╔══

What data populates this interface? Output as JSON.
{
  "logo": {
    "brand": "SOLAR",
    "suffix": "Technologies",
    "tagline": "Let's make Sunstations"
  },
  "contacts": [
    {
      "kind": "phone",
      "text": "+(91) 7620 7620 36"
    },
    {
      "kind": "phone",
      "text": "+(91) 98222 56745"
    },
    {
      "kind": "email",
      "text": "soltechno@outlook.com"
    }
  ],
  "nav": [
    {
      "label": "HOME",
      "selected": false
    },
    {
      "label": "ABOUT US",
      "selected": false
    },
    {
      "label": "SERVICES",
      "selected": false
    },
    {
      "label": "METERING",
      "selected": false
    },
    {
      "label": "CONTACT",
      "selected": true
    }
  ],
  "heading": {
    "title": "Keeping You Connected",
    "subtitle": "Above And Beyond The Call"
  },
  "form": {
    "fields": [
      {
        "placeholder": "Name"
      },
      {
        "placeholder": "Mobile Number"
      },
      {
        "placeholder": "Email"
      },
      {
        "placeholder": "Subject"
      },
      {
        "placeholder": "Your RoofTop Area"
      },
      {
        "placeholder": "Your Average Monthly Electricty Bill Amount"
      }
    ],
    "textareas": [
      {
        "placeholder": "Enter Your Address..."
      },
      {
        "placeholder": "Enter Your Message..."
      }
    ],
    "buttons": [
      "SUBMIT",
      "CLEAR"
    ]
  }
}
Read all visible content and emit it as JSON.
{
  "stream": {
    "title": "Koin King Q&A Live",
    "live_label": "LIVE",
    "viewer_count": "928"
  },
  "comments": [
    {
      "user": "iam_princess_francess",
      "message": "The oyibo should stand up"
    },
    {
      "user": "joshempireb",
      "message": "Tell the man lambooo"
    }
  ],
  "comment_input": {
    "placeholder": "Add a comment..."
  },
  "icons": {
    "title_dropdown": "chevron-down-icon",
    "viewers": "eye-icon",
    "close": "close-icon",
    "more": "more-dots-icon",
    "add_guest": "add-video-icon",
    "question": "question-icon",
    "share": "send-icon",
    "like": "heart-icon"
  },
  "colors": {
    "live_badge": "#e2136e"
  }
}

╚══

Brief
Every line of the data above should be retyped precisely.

Solution to the exercise
What data populates this interface? Output as JSON.
{
  "logo": {
    "brand": "SOLAR",
    "suffix": "Technologies",
    "tagline": "Let's make Sunstations"
  },
  "contacts": [
    {
      "kind": "phone",
      "text": "+(91) 7620 7620 36"
    },
    {
      "kind": "phone",
      "text": "+(91) 98222 56745"
    },
    {
      "kind": "email",
      "text": "soltechno@outlook.com"
    }
  ],
  "nav": [
    {
      "label": "HOME",
      "selected": false
    },
    {
      "label": "ABOUT US",
      "selected": false
    },
    {
      "label": "SERVICES",
      "selected": false
    },
    {
      "label": "METERING",
      "selected": false
    },
    {
      "label": "CONTACT",
      "selected": true
    }
  ],
  "heading": {
    "title": "Keeping You Connected",
    "subtitle": "Above And Beyond The Call"
  },
  "form": {
    "fields": [
      {
        "placeholder": "Name"
      },
      {
        "placeholder": "Mobile Number"
      },
      {
        "placeholder": "Email"
      },
      {
        "placeholder": "Subject"
      },
      {
        "placeholder": "Your RoofTop Area"
      },
      {
        "placeholder": "Your Average Monthly Electricty Bill Amount"
      }
    ],
    "textareas": [
      {
        "placeholder": "Enter Your Address..."
      },
      {
        "placeholder": "Enter Your Message..."
      }
    ],
    "buttons": [
      "SUBMIT",
      "CLEAR"
    ]
  }
}
Read all visible content and emit it as JSON.
{
  "stream": {
    "title": "Koin King Q&A Live",
    "live_label": "LIVE",
    "viewer_count": "928"
  },
  "comments": [
    {
      "user": "iam_princess_francess",
      "message": "The oyibo should stand up"
    },
    {
      "user": "joshempireb",
      "message": "Tell the man lambooo"
    }
  ],
  "comment_input": {
    "placeholder": "Add a comment..."
  },
  "icons": {
    "title_dropdown": "chevron-down-icon",
    "viewers": "eye-icon",
    "close": "close-icon",
    "more": "more-dots-icon",
    "add_guest": "add-video-icon",
    "question": "question-icon",
    "share": "send-icon",
    "like": "heart-icon"
  },
  "colors": {
    "live_badge": "#e2136e"
  }
}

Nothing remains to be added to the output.